Vintage darkling, metropolis? I asked. But you said no
without sugar, you said arms. I said please. I was bent
at the knee and scripting. You said fix it. Sky
turning from broomstick to bone, you said angel, I said yes,
quiet as a hill going up, I said yes. A hunger. Or to get to
of it, I said plate of oranges with pepper on top, you said
nothing. I said rustle, with a bad case of Doll’s Eye, I said—
you said nothing, I dusted it off. I was glad to be inside it for
you said stop, you said dandelion more. I spun around, a corset
throat farewell, I asked, a latch?
Note how “Vintage darkling, metropolis?” works here: the “darkling” invokes a “darling” that then occupies the space of personal address marked by “metropolis” and the whole query immediately comes to resemble a specific grammar of intimacy. Meant to meet the needs of attribution of responsibility, fragments of common language like “I said yes” and “you said nothing” and “you said stop” anchor the poem in this grammar, so that the command to “dandelion more” communicates a type of frustration and longing implicit in the exchange.

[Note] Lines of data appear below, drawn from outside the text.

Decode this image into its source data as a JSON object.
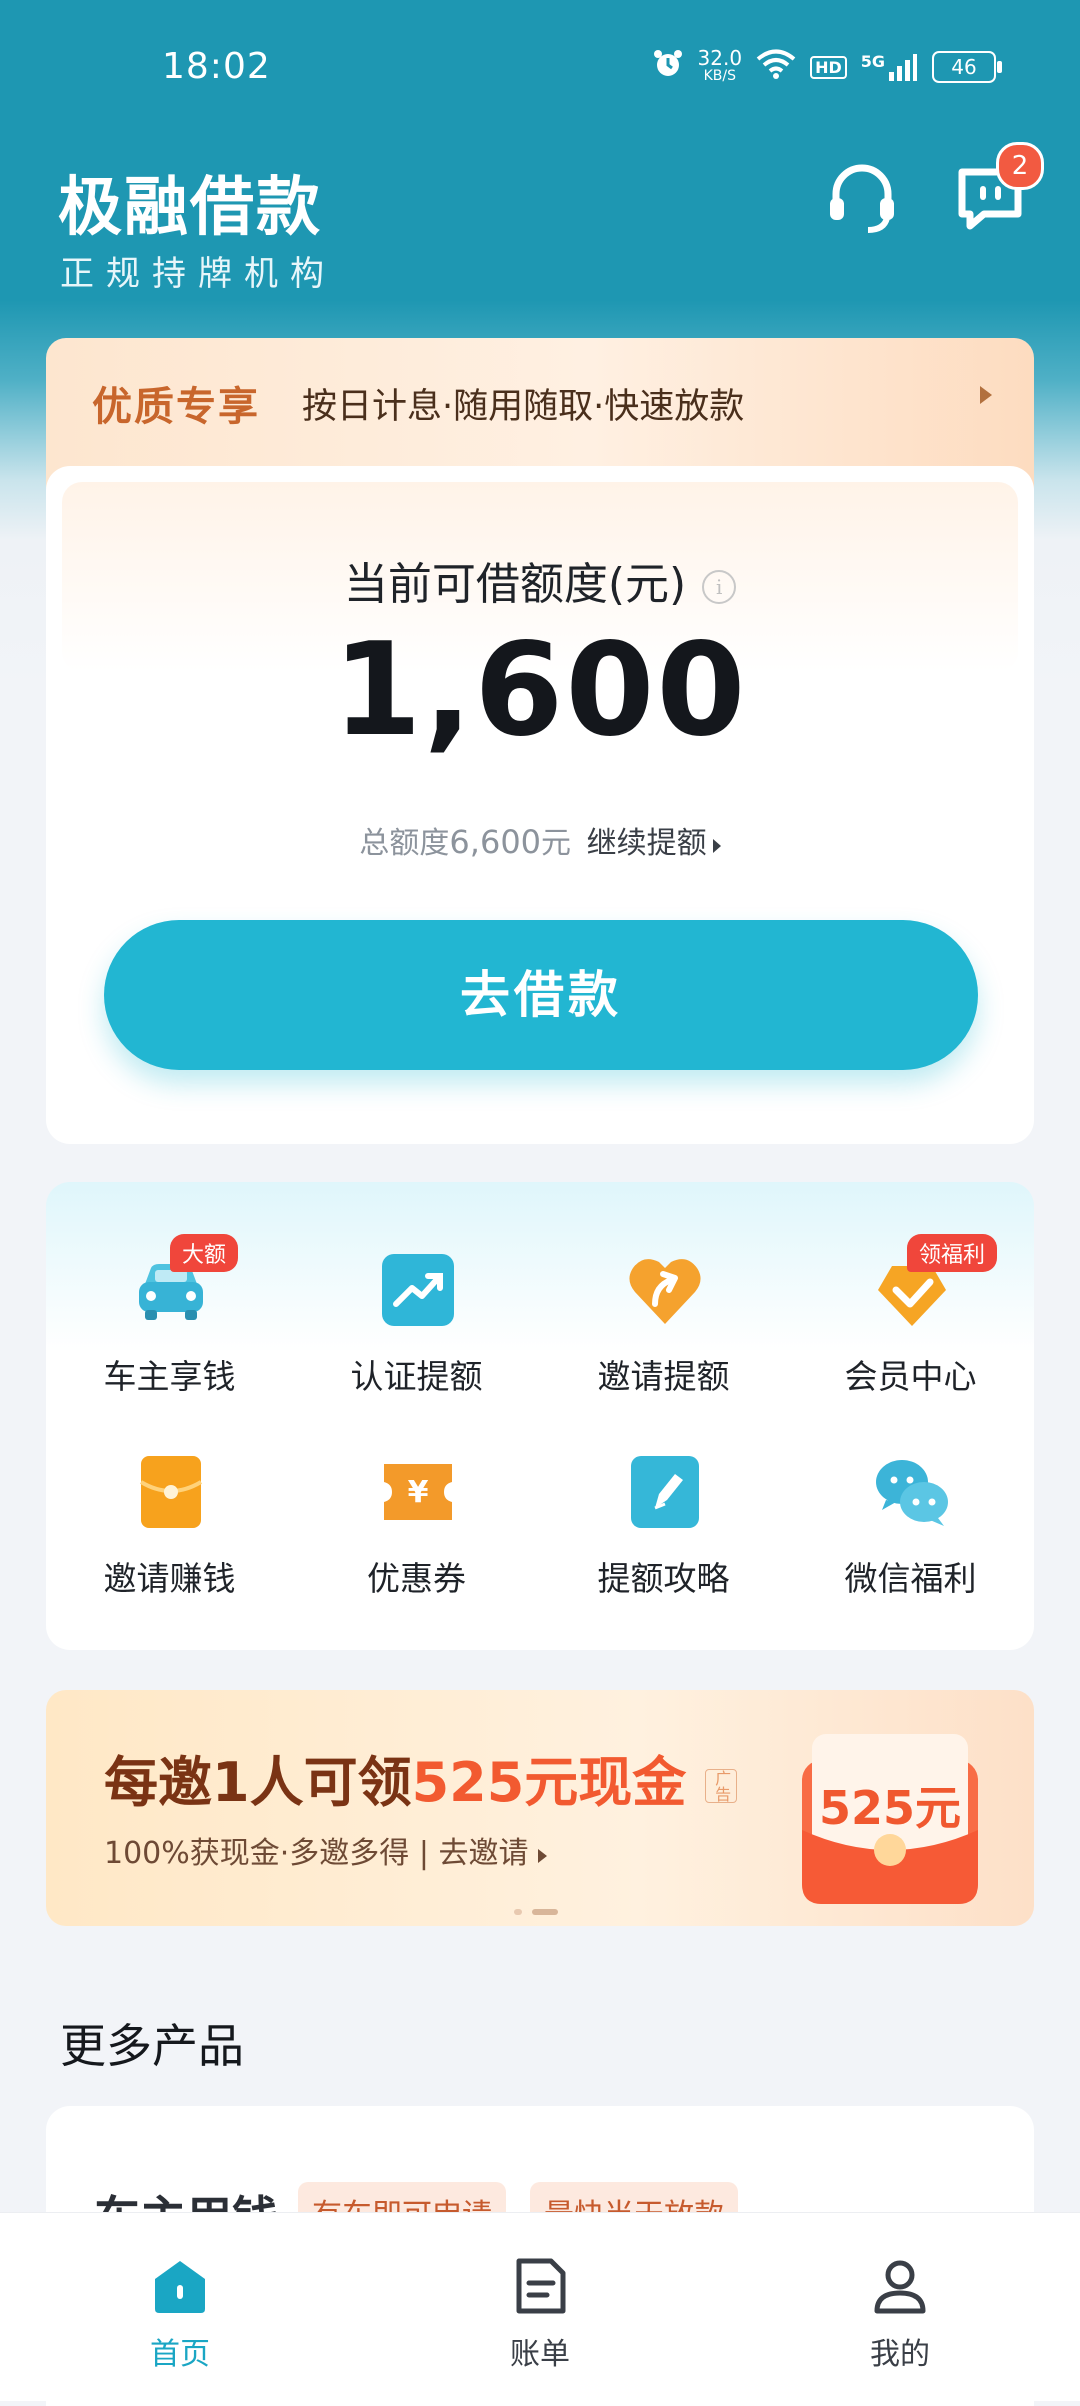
{
  "status_bar": {
    "time": "18:02",
    "net_speed": "32.0",
    "net_unit": "KB/S",
    "hd": "HD",
    "signal": "5G",
    "battery": "46"
  },
  "header": {
    "title": "极融借款",
    "subtitle": "正规持牌机构",
    "message_badge": "2"
  },
  "promo": {
    "tag": "优质专享",
    "text": "按日计息·随用随取·快速放款"
  },
  "credit": {
    "label": "当前可借额度(元)",
    "amount": "1,600",
    "total_prefix": "总额度",
    "total_value": "6,600",
    "total_suffix": "元",
    "raise_link": "继续提额",
    "borrow_button": "去借款"
  },
  "services": [
    {
      "label": "车主享钱",
      "icon": "car-icon",
      "corner": "大额"
    },
    {
      "label": "认证提额",
      "icon": "trend-up-icon"
    },
    {
      "label": "邀请提额",
      "icon": "heart-arrow-icon"
    },
    {
      "label": "会员中心",
      "icon": "member-icon",
      "corner": "领福利"
    },
    {
      "label": "邀请赚钱",
      "icon": "envelope-icon"
    },
    {
      "label": "优惠券",
      "icon": "coupon-icon",
      "symbol": "¥"
    },
    {
      "label": "提额攻略",
      "icon": "pencil-icon"
    },
    {
      "label": "微信福利",
      "icon": "wechat-icon"
    }
  ],
  "invite_banner": {
    "prefix": "每邀1人可领",
    "highlight": "525元现金",
    "small_tag": "广告",
    "subtitle": "100%获现金·多邀多得 | 去邀请",
    "packet_amount": "525元"
  },
  "more_products": {
    "title": "更多产品",
    "product_name": "车主用钱",
    "tags": [
      "有车即可申请",
      "最快当天放款"
    ]
  },
  "tabbar": [
    {
      "label": "首页",
      "icon": "home-icon",
      "active": true
    },
    {
      "label": "账单",
      "icon": "bill-icon",
      "active": false
    },
    {
      "label": "我的",
      "icon": "profile-icon",
      "active": false
    }
  ],
  "colors": {
    "header": "#1e97b2",
    "primary_button": "#22b6d2",
    "badge": "#f25a41",
    "active_tab": "#1aa6c4"
  }
}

In this vein, the plaintiveness and sly aggression of “a latch?” tell us more about the tenor of the speaker and subject’s relationship than could a poem composed of less strange stuff.
Marks maintains the delicacy this balance requires successfully throughout The Babies, and ironically, the moments of imbalance prove all the more conspicuous. In “The Black Umbrella” Mark begins with

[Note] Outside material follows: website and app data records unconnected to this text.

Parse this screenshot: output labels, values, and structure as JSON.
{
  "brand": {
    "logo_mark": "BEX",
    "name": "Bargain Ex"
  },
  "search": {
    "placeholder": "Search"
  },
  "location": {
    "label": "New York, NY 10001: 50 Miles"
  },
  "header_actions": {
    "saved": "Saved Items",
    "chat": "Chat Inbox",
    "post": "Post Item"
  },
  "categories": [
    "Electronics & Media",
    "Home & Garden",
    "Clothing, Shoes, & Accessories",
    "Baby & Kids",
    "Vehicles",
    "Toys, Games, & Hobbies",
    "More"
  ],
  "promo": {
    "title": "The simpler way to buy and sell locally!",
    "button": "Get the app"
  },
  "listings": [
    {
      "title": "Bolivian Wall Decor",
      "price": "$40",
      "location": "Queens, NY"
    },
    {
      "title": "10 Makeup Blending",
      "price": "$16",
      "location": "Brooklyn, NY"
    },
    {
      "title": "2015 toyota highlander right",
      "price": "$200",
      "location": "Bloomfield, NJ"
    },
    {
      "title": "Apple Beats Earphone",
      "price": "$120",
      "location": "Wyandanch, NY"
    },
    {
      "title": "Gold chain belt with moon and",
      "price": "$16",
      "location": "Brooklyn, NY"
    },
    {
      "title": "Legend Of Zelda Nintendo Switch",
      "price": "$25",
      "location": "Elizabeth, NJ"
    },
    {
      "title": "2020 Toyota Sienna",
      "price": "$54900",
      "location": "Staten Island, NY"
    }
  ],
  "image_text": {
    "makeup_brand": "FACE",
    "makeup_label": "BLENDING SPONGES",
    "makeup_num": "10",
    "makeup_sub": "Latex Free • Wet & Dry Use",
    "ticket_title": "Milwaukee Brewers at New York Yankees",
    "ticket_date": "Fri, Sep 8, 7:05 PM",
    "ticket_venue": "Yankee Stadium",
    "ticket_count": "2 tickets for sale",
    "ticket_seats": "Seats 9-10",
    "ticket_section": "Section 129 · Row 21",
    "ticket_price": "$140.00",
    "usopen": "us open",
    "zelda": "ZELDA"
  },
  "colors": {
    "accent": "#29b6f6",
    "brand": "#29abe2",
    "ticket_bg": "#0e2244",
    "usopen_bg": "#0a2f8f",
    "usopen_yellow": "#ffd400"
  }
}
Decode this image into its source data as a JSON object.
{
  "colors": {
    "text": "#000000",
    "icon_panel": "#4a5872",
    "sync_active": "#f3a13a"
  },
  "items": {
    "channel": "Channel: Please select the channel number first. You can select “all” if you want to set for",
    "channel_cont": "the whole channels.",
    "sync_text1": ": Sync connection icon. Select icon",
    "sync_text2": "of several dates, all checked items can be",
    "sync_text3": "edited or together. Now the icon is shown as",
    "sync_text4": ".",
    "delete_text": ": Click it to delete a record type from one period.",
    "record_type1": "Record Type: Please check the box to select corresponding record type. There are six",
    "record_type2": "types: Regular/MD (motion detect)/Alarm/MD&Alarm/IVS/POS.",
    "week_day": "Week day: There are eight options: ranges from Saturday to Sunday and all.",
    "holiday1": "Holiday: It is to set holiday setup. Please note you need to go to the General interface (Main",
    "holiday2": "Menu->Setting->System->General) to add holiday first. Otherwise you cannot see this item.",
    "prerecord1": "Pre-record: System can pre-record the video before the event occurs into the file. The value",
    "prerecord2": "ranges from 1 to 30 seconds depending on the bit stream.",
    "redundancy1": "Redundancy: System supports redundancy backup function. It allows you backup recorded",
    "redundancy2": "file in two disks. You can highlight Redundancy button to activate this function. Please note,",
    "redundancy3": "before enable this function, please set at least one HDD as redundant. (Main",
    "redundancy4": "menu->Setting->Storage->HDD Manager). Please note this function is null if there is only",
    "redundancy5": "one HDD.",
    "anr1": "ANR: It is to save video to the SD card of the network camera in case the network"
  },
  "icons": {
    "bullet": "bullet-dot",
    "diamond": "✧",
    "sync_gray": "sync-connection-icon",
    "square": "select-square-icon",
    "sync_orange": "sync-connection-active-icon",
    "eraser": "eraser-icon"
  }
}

If love is a girl named Obscure asleep in her black umbrella, then God is among us, and I will happily perform for you my tin-roof tricks
and this reads more like a conspicuous effort to write Something Mysterious. These rare lapses are useful, though, because they suggest the true difficulty of mystery, that it be easeful and alarming all at once. Later in the same poem, Mark writes

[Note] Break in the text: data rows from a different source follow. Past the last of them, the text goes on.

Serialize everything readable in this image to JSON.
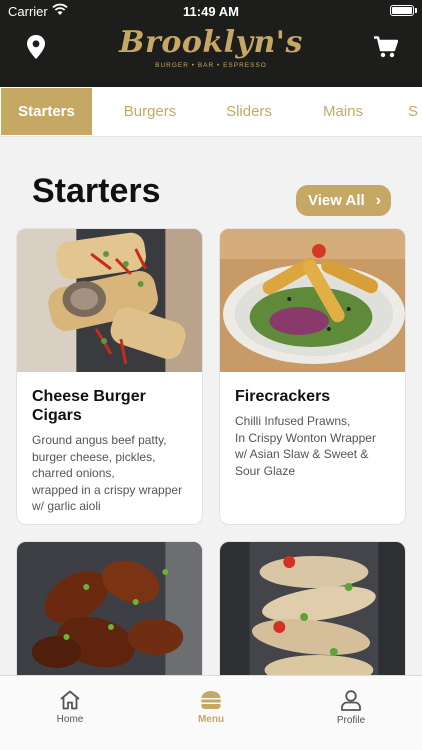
{
  "status_bar": {
    "carrier": "Carrier",
    "time": "11:49 AM"
  },
  "header": {
    "logo_name": "Brooklyn's",
    "logo_tagline": "BURGER • BAR • ESPRESSO",
    "location_icon": "map-pin-icon",
    "cart_icon": "cart-icon"
  },
  "tabs": [
    {
      "label": "Starters",
      "active": true
    },
    {
      "label": "Burgers",
      "active": false
    },
    {
      "label": "Sliders",
      "active": false
    },
    {
      "label": "Mains",
      "active": false
    },
    {
      "label": "S",
      "active": false
    }
  ],
  "section": {
    "title": "Starters",
    "view_all_label": "View All",
    "chevron": "›"
  },
  "cards": [
    {
      "title": "Cheese Burger Cigars",
      "description": "Ground angus beef patty,\nburger cheese, pickles,\ncharred onions,\nwrapped in a crispy wrapper\nw/ garlic aioli"
    },
    {
      "title": "Firecrackers",
      "description": "Chilli Infused Prawns,\nIn Crispy Wonton Wrapper\nw/ Asian Slaw & Sweet &\nSour Glaze"
    },
    {
      "title": "",
      "description": ""
    },
    {
      "title": "",
      "description": ""
    }
  ],
  "bottom_nav": [
    {
      "label": "Home",
      "icon": "home-icon",
      "active": false
    },
    {
      "label": "Menu",
      "icon": "burger-icon",
      "active": true
    },
    {
      "label": "Profile",
      "icon": "profile-icon",
      "active": false
    }
  ],
  "colors": {
    "accent": "#c6a865",
    "header_bg": "#1d1d1b"
  }
}
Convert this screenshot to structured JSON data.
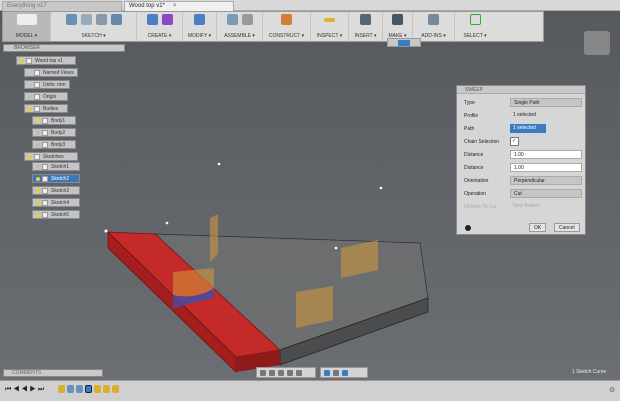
{
  "tabs": [
    {
      "label": "Everything v17",
      "close": "×"
    },
    {
      "label": "Wood top v1*",
      "close": "×"
    }
  ],
  "ribbon": {
    "model": "MODEL ▾",
    "groups": [
      "SKETCH ▾",
      "CREATE ▾",
      "MODIFY ▾",
      "ASSEMBLE ▾",
      "CONSTRUCT ▾",
      "INSPECT ▾",
      "INSERT ▾",
      "MAKE ▾",
      "ADD-INS ▾",
      "SELECT ▾"
    ]
  },
  "browser": {
    "title": "BROWSER",
    "root": "Wood top v1",
    "items": [
      "Named Views",
      "Units: mm",
      "Origin",
      "Bodies",
      "Body1",
      "Body2",
      "Body3",
      "Sketches",
      "Sketch1",
      "Sketch2",
      "Sketch3",
      "Sketch4",
      "Sketch5"
    ],
    "selected": "Sketch2"
  },
  "sweep": {
    "title": "SWEEP",
    "rows": [
      {
        "label": "Type",
        "value": "Single Path"
      },
      {
        "label": "Profile",
        "value": "1 selected"
      },
      {
        "label": "Path",
        "value": "1 selected"
      },
      {
        "label": "Chain Selection",
        "value": "✓"
      },
      {
        "label": "Distance",
        "value": "1.00"
      },
      {
        "label": "Distance",
        "value": "1.00"
      },
      {
        "label": "Orientation",
        "value": "Perpendicular"
      },
      {
        "label": "Operation",
        "value": "Cut"
      },
      {
        "label": "Objects To Cut",
        "value": "New Bodies"
      }
    ],
    "ok": "OK",
    "cancel": "Cancel"
  },
  "comments": "COMMENTS",
  "status": "1 Sketch Curve",
  "colors": {
    "accent": "#3a7cc0",
    "cut_body": "#c0282a",
    "plate": "#6a6a6a"
  }
}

He said, would you like to see my pocket knife, it’s like a little war.
And you think yes, how obvious, and then marvel at how something so obviously correct can also conceal such a terrible wrongness, a kind of cavalier terror. And this is the tone The Babies manages to capture and preserve. The literary eavesdropping here, the way in which Mark forces us to depend on what we do know and recognize only to transform and subvert that knowledge, also forces us to reconsider what can be known about any exchange, or any state as elusive yet undeniable as the one this book both memorializes and mimics. Like the blouses to which Mark repeatedly refers, blouses opened and buttoned again, sometimes loose and sometimes confining, these poems remain tatter and patch and scrap, but also become whole.